The impulse to indulge in creative subcultures like cosplay or Brickfilms is nothing new, but the acknowledgement of social acceptability — that others are indulging as well — encourages more and more people to want to explore, to feel safe exploring. So, as much as the internet has the capacity to be a psychologically unsafe space, it also has the capacity to become an accelerative substrate for the development and safe exploration of many forms of nontraditional artistry thanks to the phenomenon of the echo chamber.

Not a metaphor. It’s an actual echo chamber at the Dresden University of Technology.
When a karass is organized around false or harmful ideas, they too are amplified by these self-reinforcing phenomena. If only these particular karass-seekers embraced Lego-building instead of Nazi ideology.
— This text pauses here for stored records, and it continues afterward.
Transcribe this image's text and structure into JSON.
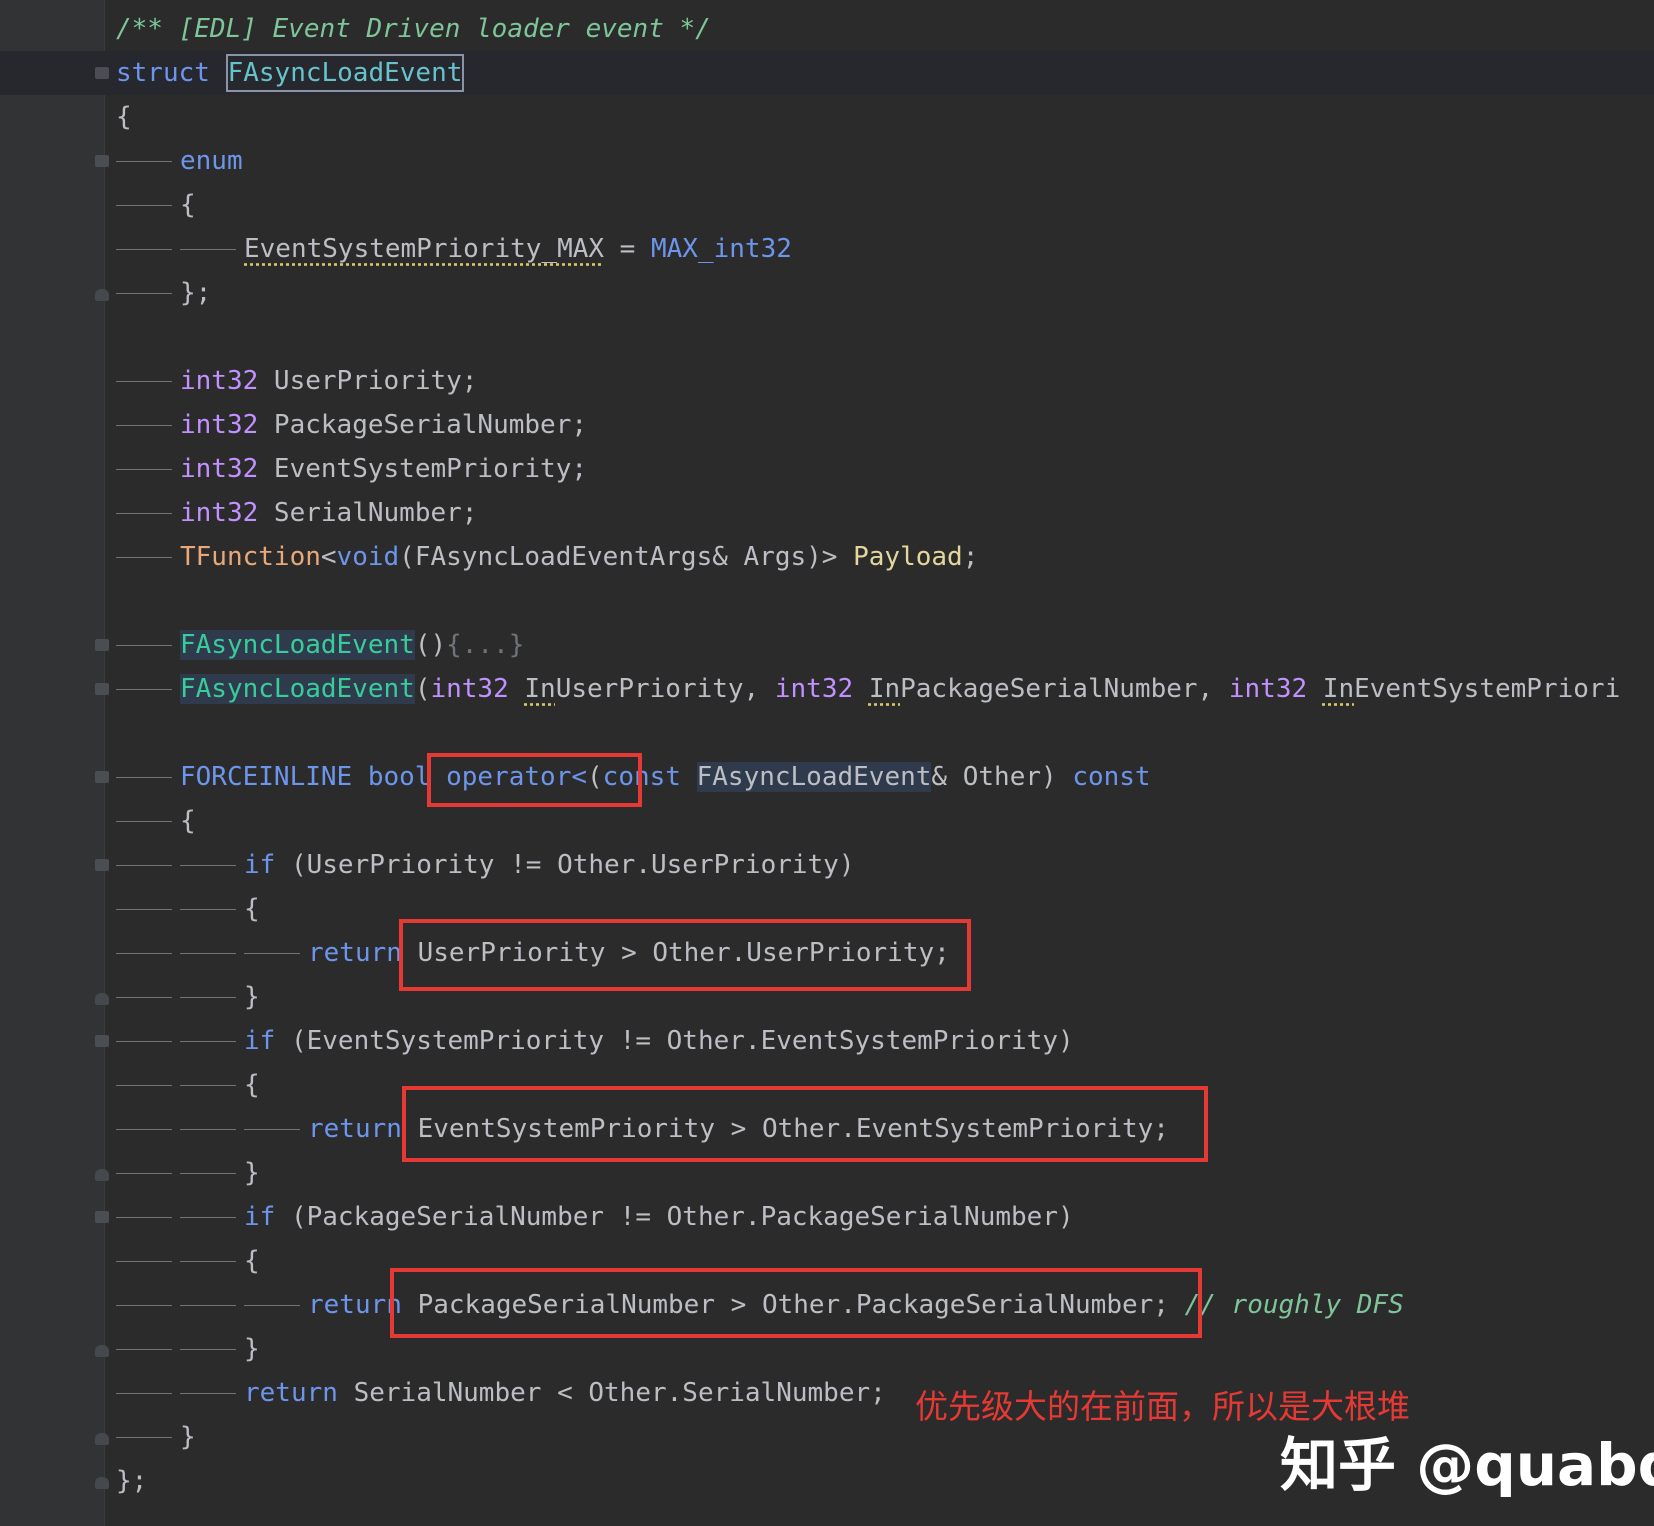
{
  "code_lines": [
    "/** [EDL] Event Driven loader event */",
    "struct FAsyncLoadEvent",
    "{",
    "enum",
    "{",
    "EventSystemPriority_MAX = MAX_int32",
    "};",
    "",
    "int32 UserPriority;",
    "int32 PackageSerialNumber;",
    "int32 EventSystemPriority;",
    "int32 SerialNumber;",
    "TFunction<void(FAsyncLoadEventArgs& Args)> Payload;",
    "",
    "FAsyncLoadEvent(){...}",
    "FAsyncLoadEvent(int32 InUserPriority, int32 InPackageSerialNumber, int32 InEventSystemPriori",
    "",
    "FORCEINLINE bool operator<(const FAsyncLoadEvent& Other) const",
    "{",
    "if (UserPriority != Other.UserPriority)",
    "{",
    "return UserPriority > Other.UserPriority;",
    "}",
    "if (EventSystemPriority != Other.EventSystemPriority)",
    "{",
    "return EventSystemPriority > Other.EventSystemPriority;",
    "}",
    "if (PackageSerialNumber != Other.PackageSerialNumber)",
    "{",
    "return PackageSerialNumber > Other.PackageSerialNumber;",
    "}",
    "return SerialNumber < Other.SerialNumber;",
    "}",
    "};"
  ],
  "inline_comment": "// roughly DFS",
  "annotation": "优先级大的在前面，所以是大根堆",
  "watermark": "知乎 @quabqi",
  "gutter_icon": "hammer-icon",
  "colors": {
    "background": "#2b2b2b",
    "keyword": "#6c95eb",
    "type": "#c191ff",
    "comment": "#7ec699",
    "function": "#39cc9b",
    "annotation_red": "#e53935"
  }
}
The concept of the echo chamber is an almost perfect metaphor for how the internet affects societal thought and contemporary cultural shifts. A literal echo chamber reverberates sound in an enclosed space. In a virtual echo chamber, the sound is an idea, a shared interest, or a worldview that reverberates within the enclosed space of the karass.

Echo chambers amplify whatever idea, interest, or worldview is contained within. They become a feedback loop of thought and behavior so that the “sound” isn’t just echoed briefly but regenerated continuously. We see this in politics all of the time now, from the propagation of fake news to the increasing extremism on either side of the political divide. And it’s all due to the conceptually localized bubbles that we both create and have created for us online. The internet may have broadened our horizons and perspectives, but it has also allowed us to narrow them.
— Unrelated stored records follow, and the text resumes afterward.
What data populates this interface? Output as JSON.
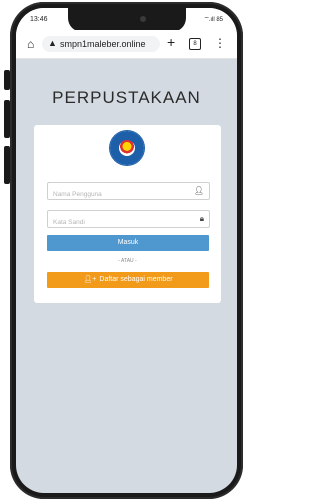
{
  "status": {
    "time": "13:46",
    "right": "Ⲻ.ıll 85"
  },
  "browser": {
    "url": "smpn1maleber.online",
    "tab_count": "8"
  },
  "page": {
    "title": "PERPUSTAKAAN",
    "username_placeholder": "Nama Pengguna",
    "password_placeholder": "Kata Sandi",
    "login_label": "Masuk",
    "or_label": "- ATAU -",
    "register_label": "Daftar sebagai member"
  },
  "colors": {
    "login": "#4f97cf",
    "register": "#f29a1a",
    "background": "#d4dae2"
  }
}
Nonetheless, there are still positive uses of these exponentially regenerative echo chambers.

Besides the unfortunate dissemination of discredited reports and amplified political hostility, the echo and regeneration of thoughts and ideas can build communities and create welcoming spaces for like-minded individuals who might have trouble finding mainstream acceptance. For example, there no doubt were AFOLs in the 1980s, but it was probably an individualized, even lonesome, creative endeavor. However, as the razing of technological barriers and geographic limitations ramped up, AFOL-to-AFOL visibility increased, thus encouraging their commitment to the art. The more committed these amateurs were, the more likely they were to post their creations on Brickshelf, Bricklink, MOCpages, etc. The more they posted, the more it signaled its acceptance to others who might be flirting with the interest. And then those dilettantes (in the positive sense of the word) became more committed, and so on and so forth.

It’s this feedback loop that serves as a major backdrop for casual creativity, which is fast becoming today’s predominant wave of artistic production. Sure, the Casual Creative might have always been present, but it’s taken the power of exponentiality — thanks to increasing accessibility and the irrelevance of geography — to allow her to come to the fore as part of a community-based movement.
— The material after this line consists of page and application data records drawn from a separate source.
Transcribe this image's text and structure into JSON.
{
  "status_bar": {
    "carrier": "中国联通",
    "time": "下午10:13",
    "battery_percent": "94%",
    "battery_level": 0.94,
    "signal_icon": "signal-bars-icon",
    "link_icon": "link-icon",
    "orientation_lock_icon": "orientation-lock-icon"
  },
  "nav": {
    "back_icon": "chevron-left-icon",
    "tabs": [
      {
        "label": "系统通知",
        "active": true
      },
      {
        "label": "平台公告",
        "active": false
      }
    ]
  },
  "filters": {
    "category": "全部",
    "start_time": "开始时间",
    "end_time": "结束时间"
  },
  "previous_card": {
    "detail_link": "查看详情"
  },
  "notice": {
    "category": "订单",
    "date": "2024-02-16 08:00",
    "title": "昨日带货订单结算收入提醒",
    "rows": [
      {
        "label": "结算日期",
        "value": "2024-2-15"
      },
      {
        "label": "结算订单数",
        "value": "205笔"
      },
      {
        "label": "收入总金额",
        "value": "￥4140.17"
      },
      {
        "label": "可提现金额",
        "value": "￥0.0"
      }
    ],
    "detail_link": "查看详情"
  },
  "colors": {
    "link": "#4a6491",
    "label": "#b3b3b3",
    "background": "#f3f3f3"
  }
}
To be continued…


In Part 3, we’ll explore a few more examples of casual creativity and discuss the benefits of creative practice.